→ **WORK INSTRUCTION**
Start to finish, write out the entries exactly, leaving the pictures aside.

+++

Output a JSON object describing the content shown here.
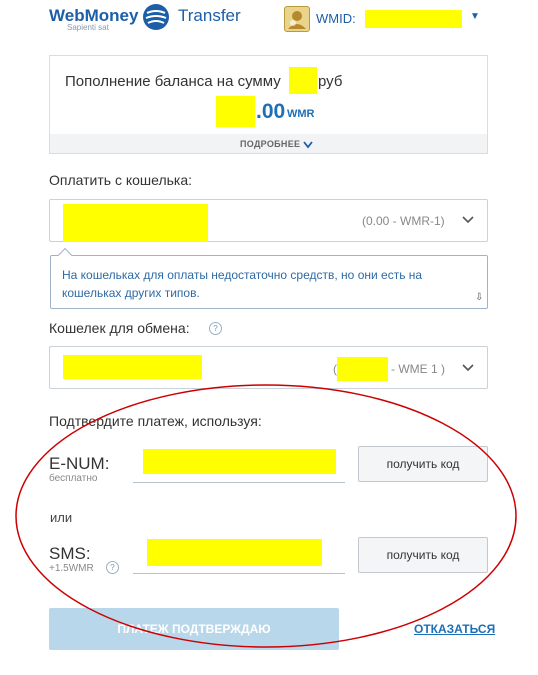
{
  "header": {
    "brand": "WebMoney",
    "tagline": "Sapienti sat",
    "product": "Transfer",
    "wmid_label": "WMID:",
    "icons": {
      "globe": "webmoney-globe-icon",
      "avatar": "user-avatar-icon",
      "caret": "chevron-down-icon"
    }
  },
  "summary": {
    "title": "Пополнение баланса на сумму",
    "unit": "руб",
    "amount_decimals": ".00",
    "amount_currency": "WMR",
    "details_link": "ПОДРОБНЕЕ"
  },
  "pay_from": {
    "label": "Оплатить с кошелька:",
    "range": "(0.00 - WMR-1)"
  },
  "notice": {
    "text": "На кошельках для оплаты недостаточно средств, но они есть на кошельках других типов."
  },
  "exchange": {
    "label": "Кошелек для обмена:",
    "range_open": "(",
    "range_suffix": "- WME 1 )"
  },
  "confirm_section": {
    "title": "Подтвердите платеж, используя:",
    "enum_label": "E-NUM:",
    "enum_sub": "бесплатно",
    "or": "или",
    "sms_label": "SMS:",
    "sms_sub": "+1.5WMR",
    "get_code": "получить код"
  },
  "actions": {
    "confirm": "ПЛАТЕЖ ПОДТВЕРЖДАЮ",
    "cancel": "ОТКАЗАТЬСЯ"
  },
  "colors": {
    "brand_blue": "#1d5ea8",
    "link_blue": "#1d6fb8",
    "redaction": "#ffff00",
    "annotation_red": "#cc0000",
    "confirm_disabled": "#b9d7ea"
  }
}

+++

→ **SOLUTION BELOW**
Output a JSON object describing the content shown here.
{
  "header": {
    "brand": "WebMoney",
    "tagline": "Sapienti sat",
    "product": "Transfer",
    "wmid_label": "WMID:",
    "icons": {
      "globe": "webmoney-globe-icon",
      "avatar": "user-avatar-icon",
      "caret": "chevron-down-icon"
    }
  },
  "summary": {
    "title": "Пополнение баланса на сумму",
    "unit": "руб",
    "amount_decimals": ".00",
    "amount_currency": "WMR",
    "details_link": "ПОДРОБНЕЕ"
  },
  "pay_from": {
    "label": "Оплатить с кошелька:",
    "range": "(0.00 - WMR-1)"
  },
  "notice": {
    "text": "На кошельках для оплаты недостаточно средств, но они есть на кошельках других типов."
  },
  "exchange": {
    "label": "Кошелек для обмена:",
    "range_open": "(",
    "range_suffix": "- WME 1 )"
  },
  "confirm_section": {
    "title": "Подтвердите платеж, используя:",
    "enum_label": "E-NUM:",
    "enum_sub": "бесплатно",
    "or": "или",
    "sms_label": "SMS:",
    "sms_sub": "+1.5WMR",
    "get_code": "получить код"
  },
  "actions": {
    "confirm": "ПЛАТЕЖ ПОДТВЕРЖДАЮ",
    "cancel": "ОТКАЗАТЬСЯ"
  },
  "colors": {
    "brand_blue": "#1d5ea8",
    "link_blue": "#1d6fb8",
    "redaction": "#ffff00",
    "annotation_red": "#cc0000",
    "confirm_disabled": "#b9d7ea"
  }
}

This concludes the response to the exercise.